“Thus, we conduct practical tests that are based on real field knowledge,” he said. “In our experimental bakeries we are able to simulate real-life bakery conditions and stress our products to the extreme. Therefore, before shipping out any final flour, we are certain that it will perform to its best possible level.”
Loulis Mills has survived and thrived through difficult times
Although it is currently riding a wave of growth, Loulis Mills has endured many difficulties over its two-plus centuries in flour milling, including the Balkan wars of 1912-14, World War I, the Great Depression of the 1930s, World War II, the Greek Civil War of 1945-49, and the global financial crisis of 2008.
Most recently, the Greek financial crisis in the 2010s included a 25% drop in GDP, unemployment rising to 26%, and 35% of the country’s businesses closing their doors.
Nikos Loulis said despite these hardships, the company has never considered shutting down operations.
“We were, of course, affected as well by these adverse conditions, but we decided early on to see the Greek crisis as an opportunity and not as a threat,” he said. “Therefore, during the Greek financial crisis we tried to stay aggressive and thus were able to grow the milling business by 40% while also successfully entering the mixes and ingredients sector.
“We have always tried to make the best out of every situation and we always have understood that adversity is part of the path to success.”
It all began in 1782 when Zois Loulis started producing flour in a water-driven stone mill in the mountains of northern Greece.
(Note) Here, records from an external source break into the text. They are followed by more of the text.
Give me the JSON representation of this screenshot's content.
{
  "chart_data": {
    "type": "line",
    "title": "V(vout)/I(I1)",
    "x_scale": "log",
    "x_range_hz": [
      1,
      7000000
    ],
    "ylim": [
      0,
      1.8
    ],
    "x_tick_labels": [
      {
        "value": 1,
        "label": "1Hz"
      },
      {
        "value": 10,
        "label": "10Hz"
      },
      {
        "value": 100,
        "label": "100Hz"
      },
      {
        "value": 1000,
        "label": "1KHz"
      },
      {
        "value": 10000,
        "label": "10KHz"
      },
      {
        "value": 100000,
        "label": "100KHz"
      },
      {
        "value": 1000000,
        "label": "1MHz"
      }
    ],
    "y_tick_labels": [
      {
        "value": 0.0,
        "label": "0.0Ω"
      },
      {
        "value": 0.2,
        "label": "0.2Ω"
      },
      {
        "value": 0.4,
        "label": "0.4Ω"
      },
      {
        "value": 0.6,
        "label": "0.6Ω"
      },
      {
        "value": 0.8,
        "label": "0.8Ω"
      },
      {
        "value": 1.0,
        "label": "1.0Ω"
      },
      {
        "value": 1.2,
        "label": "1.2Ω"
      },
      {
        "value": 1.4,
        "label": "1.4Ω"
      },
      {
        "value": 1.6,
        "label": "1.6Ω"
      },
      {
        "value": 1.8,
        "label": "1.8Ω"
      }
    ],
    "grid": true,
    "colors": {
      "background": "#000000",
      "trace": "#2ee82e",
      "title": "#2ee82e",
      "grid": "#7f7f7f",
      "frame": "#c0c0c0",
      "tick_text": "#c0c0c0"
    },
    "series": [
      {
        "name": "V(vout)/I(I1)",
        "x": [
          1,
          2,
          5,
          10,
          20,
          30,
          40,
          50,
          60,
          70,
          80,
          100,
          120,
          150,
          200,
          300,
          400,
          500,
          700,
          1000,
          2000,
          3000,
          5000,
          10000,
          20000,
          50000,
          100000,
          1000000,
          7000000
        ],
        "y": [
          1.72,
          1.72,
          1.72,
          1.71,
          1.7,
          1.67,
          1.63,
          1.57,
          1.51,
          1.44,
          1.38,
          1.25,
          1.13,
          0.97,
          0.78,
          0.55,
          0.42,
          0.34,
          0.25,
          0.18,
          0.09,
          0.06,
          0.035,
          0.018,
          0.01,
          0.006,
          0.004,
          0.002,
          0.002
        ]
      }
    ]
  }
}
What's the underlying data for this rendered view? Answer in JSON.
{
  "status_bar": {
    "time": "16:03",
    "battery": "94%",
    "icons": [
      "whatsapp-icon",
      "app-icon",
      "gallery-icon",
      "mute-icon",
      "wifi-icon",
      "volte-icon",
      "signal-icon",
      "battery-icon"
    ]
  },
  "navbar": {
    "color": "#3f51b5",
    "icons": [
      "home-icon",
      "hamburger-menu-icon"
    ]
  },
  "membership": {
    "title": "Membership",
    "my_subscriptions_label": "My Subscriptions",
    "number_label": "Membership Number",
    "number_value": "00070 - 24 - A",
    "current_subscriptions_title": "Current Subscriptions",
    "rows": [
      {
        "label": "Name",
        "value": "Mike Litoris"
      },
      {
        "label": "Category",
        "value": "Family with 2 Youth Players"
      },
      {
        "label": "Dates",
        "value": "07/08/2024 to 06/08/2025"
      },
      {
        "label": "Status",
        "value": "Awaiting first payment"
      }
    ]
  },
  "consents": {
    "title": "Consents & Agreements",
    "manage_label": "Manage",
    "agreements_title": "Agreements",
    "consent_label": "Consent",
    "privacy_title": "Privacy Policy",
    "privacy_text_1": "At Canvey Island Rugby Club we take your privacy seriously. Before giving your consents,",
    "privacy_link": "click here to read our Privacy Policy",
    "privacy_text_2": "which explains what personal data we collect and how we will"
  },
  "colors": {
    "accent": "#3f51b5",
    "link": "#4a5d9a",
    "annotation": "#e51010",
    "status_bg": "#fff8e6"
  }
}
Nearly 240 years later, Loulis Mills is the leading flour milling company in Greece with an estimated 26% market share, milling 260,000 tonnes of wheat per year at two mills that have their own private port facilities.
“Throughout the centuries, each generation of the Loulis family added value and helped the company expand and grow into being today one of the leading flour milling companies in Europe,” said Nikos Loulis, chairman of Loulis Group. “I am the seventh generation of my family at the helm of the business and I hope that this is only the start.”
In the last 10 years, Loulis Group has increased its share of the Greek flour market by 45% and expanded into the Bulgarian and Romanian markets. It also entered the baking and pastry mixes and ingredients market in 2015 through its subsidiary, KENFOOD, and already has captured 10% of that market.
Loulis Group recently added a bakery school at its facility in Keratsini, Greece, that offers seminars to young and experienced bakers and pastry chefs aiming to further strengthen their theoretical and practical baking skills.
“Our seminars are based in one of our three main education topics: Baking and Pastry, Food Science and Bakery business management,” Nikos Loulis said. “Our vision is to help shape the future of the qualitative and customer-focused baking market in Greece.”
Loulis Group has a flour milling complex in Sourpi, Greece, that includes three wheat mills, one durum mill and one organic mill for a total processing capacity of 1,100 tonnes of wheat per day, and in Kertsini, which has a wheat processing capacity of 300 tonnes per day. The company also has a mixing plant in Thiva, with seven independent mixing units that produce flour mixes, improvers and other baking and pastry ingredients.
“We are the leader when it comes to supplying artisan bakeries in Greece through our own network of 35 salesmen who cover every inch of the Greek market, while also we are the leading supplier for large industrial (bakers) as well,” he said. “Our company also owns the St. George Mills brand, which is the leading consumer brand for flour and bakery mixes in Greece.”
As for the company’s future, Nikos Loulis said he will continue to focus on long-term goals rather than a “quarter-to-quarter” approach that seeks to maximize profit in the short run.